memnon, shall never sprout again, still you have no adequate idea; nor when I tell you that his dear hump, which I have favoured in the picture, seems to me of the buffalo-indicative and repository of mild qualities, a budget of kindnesses-still you have not the man. Knew you old Norris of the Temple? sixty years ours and our father's friend? He was not more natural to us than this old W., the acquaintance of scarce more weeks. Under his roof now ought I to take my rest, but that back-looking ambition tells me I might yet be a Londoner! Well, if we ever do move, we have incumbrances the less to impede us; all our furniture has faded under the auctioneer's hammer, going for nothing, like the tarnished frippery of the prodigal, and we have only a spoon or two left to bless us. Clothed we came into Enfield, and naked we must go out of it. I would live in London shirtless, bookless. Henry Crabb is at Rome; advices to that effect have reached Bury. But by solemn legacy he bequeathed at parting (whether he should live or die) a turkey of Suffolk to be sent every succeeding Christmas to us and divers other friends. What a genuine old bachelor's ac tion. I fear he will find the air of Italy too classic. His station is in the Harz forest; his soul is be-Goethed. Miss Kelly we never see; Talfourd not this half-year: the latter flourishes, but the exact number of his children (God forgive me!). I have utterly forgotten.
We single people are often out in our count there. Shall I say two? We see scarce anybody. Can I cram loves enough to you all in this little O? Excuse particularising.
TO WILLIAM WORDSWORTH
[End of May nearly] 1833.

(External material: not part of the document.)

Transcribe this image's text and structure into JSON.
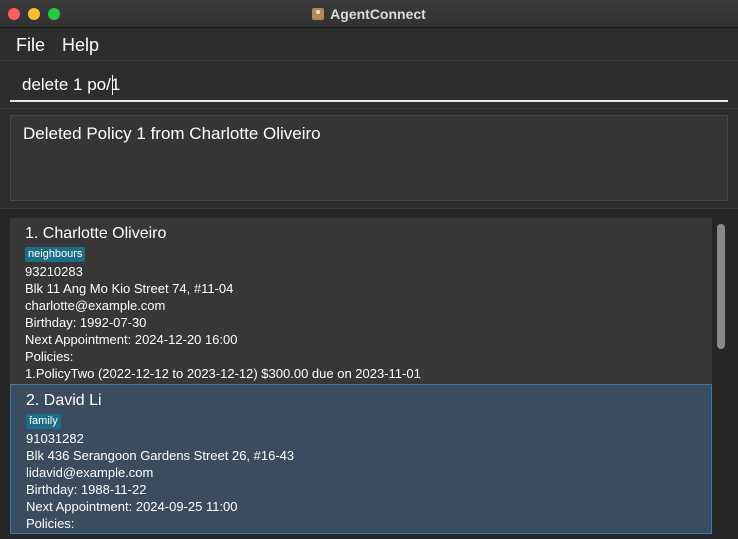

Dear Wordsworth-Your letter, save in what respects your dear sister's health, cheered me in my new solitude. Mary is ill again. Her illnesses encroach yearly. The last was three months, followed by two of depression most dreadful. I look back upon her earlier attacks with longing: nice little durations of six weeks or so, followed by complete restoration,→ shocking as they were to me then. In short, half her life she is dead to me, and the other half is made anxious with fears and lookings forward to the next shock. With such prospects, it seemed to me necessary that she should no longer live with me, and be fluttered with continued removals; so I am come to live with her, at a Mr. Walden's and his wife, who take in patients, and have arranged to lodge and board us only. They have had the care of her before. I see little of her: alas! I too often hear her. Sunt lachrymæ rerum! and you and I must bear it.
To lay a little more load on it, a circumstance